### ACTIVITY
Count the lines below in which "output" appears, then give that number by itself.
◆ ◆ ◆ ◆ ◆
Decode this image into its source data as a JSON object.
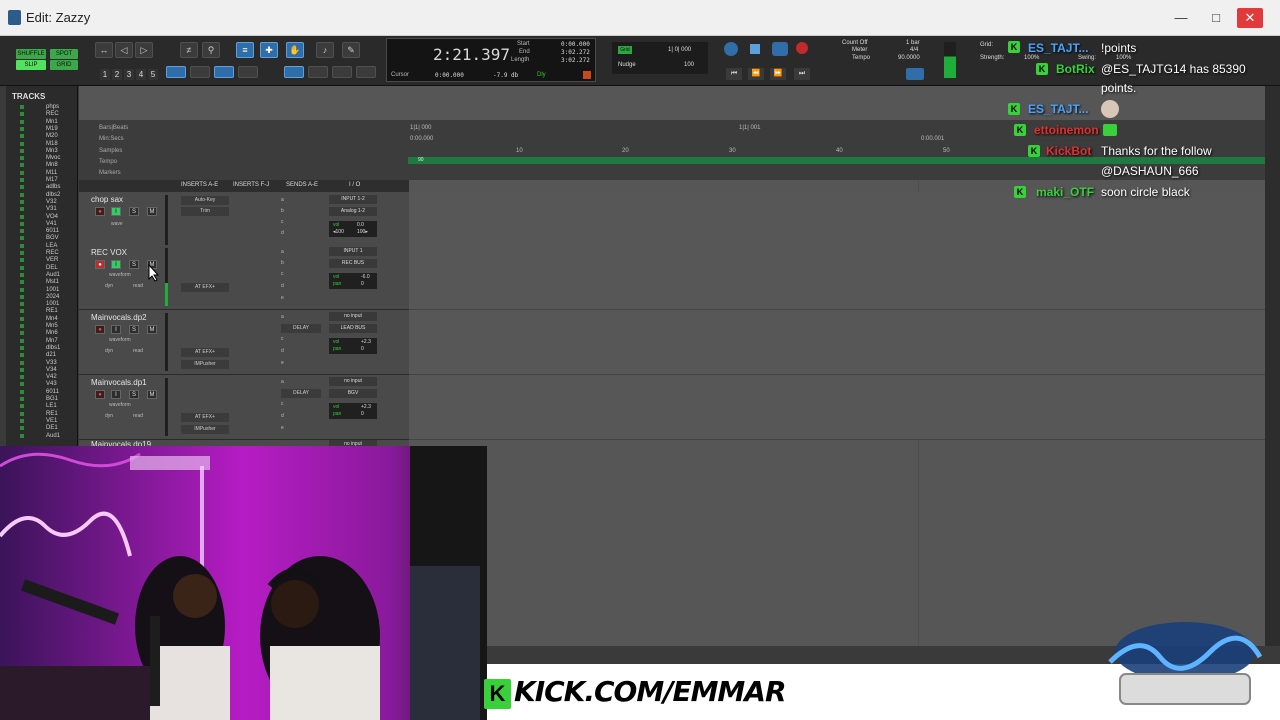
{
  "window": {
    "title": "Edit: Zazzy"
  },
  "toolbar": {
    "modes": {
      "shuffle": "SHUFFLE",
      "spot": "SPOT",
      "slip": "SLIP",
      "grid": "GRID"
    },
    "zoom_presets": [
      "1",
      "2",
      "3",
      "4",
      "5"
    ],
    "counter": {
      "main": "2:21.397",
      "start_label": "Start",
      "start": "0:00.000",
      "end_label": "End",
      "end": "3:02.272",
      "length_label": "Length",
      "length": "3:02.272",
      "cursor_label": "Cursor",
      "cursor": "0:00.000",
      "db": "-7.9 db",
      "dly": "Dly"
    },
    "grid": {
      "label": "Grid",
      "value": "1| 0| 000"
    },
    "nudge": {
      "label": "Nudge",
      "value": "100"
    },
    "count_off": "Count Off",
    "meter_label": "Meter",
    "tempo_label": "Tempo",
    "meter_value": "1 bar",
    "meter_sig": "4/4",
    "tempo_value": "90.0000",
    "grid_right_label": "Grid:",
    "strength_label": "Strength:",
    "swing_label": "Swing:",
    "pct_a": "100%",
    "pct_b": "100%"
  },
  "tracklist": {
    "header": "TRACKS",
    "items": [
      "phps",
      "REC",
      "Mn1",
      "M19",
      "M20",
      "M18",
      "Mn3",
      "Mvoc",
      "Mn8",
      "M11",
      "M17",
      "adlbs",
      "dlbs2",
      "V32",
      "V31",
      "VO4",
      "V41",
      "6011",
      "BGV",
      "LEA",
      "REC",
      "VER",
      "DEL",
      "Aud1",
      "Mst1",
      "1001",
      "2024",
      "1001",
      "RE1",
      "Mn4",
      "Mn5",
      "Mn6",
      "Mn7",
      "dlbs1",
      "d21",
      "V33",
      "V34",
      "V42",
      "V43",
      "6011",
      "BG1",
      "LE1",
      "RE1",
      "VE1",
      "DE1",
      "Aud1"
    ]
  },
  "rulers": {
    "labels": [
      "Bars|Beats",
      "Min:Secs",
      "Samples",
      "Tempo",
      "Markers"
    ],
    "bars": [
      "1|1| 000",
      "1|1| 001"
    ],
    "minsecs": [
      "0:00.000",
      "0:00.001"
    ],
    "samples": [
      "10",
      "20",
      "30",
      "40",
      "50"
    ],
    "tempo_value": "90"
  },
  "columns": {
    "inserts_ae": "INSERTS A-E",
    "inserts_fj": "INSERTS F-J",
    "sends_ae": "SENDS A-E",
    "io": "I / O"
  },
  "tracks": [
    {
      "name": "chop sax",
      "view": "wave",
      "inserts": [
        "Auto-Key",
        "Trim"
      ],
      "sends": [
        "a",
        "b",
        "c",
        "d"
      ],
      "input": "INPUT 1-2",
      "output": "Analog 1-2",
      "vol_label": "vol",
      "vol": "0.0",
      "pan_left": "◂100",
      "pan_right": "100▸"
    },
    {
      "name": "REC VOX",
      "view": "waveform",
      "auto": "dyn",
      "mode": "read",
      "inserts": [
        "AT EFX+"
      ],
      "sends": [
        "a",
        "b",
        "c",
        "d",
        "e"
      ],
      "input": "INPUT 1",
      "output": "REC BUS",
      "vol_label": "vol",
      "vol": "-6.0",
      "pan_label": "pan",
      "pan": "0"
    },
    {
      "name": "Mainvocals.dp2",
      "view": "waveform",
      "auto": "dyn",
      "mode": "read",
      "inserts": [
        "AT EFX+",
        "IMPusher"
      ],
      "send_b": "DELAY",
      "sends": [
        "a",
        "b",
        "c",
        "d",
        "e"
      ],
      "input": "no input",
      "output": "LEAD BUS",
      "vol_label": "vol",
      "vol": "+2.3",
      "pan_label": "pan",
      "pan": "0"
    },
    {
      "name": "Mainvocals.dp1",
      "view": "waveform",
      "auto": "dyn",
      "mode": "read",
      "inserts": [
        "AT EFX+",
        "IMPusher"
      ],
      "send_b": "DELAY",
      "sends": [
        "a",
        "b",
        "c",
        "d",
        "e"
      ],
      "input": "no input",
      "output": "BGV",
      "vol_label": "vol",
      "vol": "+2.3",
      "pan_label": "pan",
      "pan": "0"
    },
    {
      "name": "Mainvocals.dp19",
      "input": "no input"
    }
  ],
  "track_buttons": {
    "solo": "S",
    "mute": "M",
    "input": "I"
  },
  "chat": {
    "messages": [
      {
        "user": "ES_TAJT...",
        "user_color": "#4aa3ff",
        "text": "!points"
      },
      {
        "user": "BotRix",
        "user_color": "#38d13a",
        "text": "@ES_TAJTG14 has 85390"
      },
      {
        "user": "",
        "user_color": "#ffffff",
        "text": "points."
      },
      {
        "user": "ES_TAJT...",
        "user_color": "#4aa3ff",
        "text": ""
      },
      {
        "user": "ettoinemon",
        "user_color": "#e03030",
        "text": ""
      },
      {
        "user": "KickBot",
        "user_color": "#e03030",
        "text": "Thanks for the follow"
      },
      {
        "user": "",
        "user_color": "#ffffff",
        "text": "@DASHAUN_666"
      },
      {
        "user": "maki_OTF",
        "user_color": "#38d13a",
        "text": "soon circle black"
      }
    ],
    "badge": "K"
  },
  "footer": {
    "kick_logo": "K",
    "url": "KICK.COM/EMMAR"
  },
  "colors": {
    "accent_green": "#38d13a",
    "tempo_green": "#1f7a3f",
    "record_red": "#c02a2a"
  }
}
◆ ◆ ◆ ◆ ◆
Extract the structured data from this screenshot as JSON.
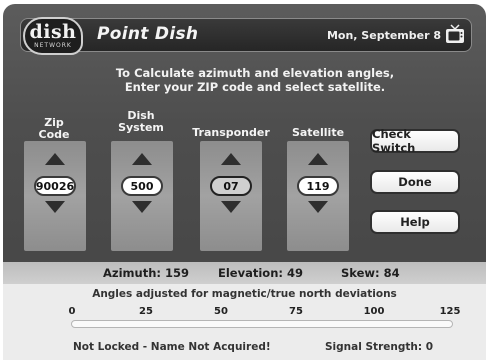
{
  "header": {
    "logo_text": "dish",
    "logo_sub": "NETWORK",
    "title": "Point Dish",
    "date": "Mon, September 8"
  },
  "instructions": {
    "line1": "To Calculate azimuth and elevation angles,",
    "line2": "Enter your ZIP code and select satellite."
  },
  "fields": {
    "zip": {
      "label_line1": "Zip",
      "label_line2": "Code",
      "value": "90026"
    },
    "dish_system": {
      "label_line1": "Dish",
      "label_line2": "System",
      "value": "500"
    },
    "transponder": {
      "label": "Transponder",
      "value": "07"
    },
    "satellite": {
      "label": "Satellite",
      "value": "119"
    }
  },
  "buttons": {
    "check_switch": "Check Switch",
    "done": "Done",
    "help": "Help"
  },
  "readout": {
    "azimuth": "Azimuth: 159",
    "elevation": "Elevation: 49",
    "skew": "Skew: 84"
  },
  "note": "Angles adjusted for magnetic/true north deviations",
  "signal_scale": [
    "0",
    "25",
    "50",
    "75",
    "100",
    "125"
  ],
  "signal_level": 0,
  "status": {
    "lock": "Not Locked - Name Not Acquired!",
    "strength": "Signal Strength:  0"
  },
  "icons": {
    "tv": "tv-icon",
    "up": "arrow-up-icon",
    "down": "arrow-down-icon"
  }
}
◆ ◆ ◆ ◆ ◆
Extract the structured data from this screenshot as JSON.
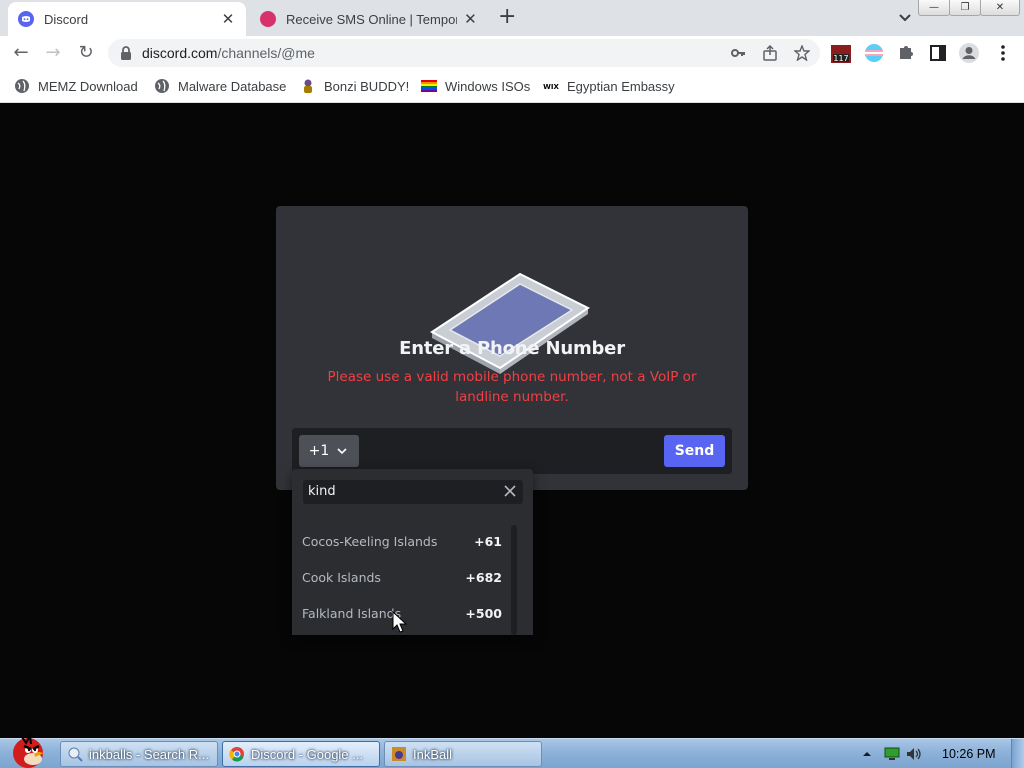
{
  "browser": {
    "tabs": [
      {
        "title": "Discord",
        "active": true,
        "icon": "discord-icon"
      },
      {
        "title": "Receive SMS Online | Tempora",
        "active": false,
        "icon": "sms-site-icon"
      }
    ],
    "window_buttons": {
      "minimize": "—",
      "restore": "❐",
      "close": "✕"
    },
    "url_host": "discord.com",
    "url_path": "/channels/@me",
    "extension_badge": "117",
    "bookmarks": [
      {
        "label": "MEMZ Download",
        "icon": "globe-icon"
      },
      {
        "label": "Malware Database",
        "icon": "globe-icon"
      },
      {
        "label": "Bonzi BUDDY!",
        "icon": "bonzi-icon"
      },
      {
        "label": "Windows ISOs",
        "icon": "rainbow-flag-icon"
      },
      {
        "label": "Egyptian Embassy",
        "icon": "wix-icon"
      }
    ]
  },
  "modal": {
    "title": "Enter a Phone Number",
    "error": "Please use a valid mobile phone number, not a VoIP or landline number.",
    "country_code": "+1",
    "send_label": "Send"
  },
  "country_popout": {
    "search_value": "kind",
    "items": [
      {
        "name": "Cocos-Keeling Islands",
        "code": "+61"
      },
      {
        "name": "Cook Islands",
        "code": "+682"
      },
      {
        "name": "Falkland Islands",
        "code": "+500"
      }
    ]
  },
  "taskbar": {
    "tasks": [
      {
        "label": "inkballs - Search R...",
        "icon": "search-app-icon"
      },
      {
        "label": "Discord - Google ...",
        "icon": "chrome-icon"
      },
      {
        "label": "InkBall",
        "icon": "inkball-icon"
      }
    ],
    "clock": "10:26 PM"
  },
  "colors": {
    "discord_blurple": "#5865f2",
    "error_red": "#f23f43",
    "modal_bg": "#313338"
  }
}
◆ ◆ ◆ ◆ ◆
### EXERCISE ANSWER
4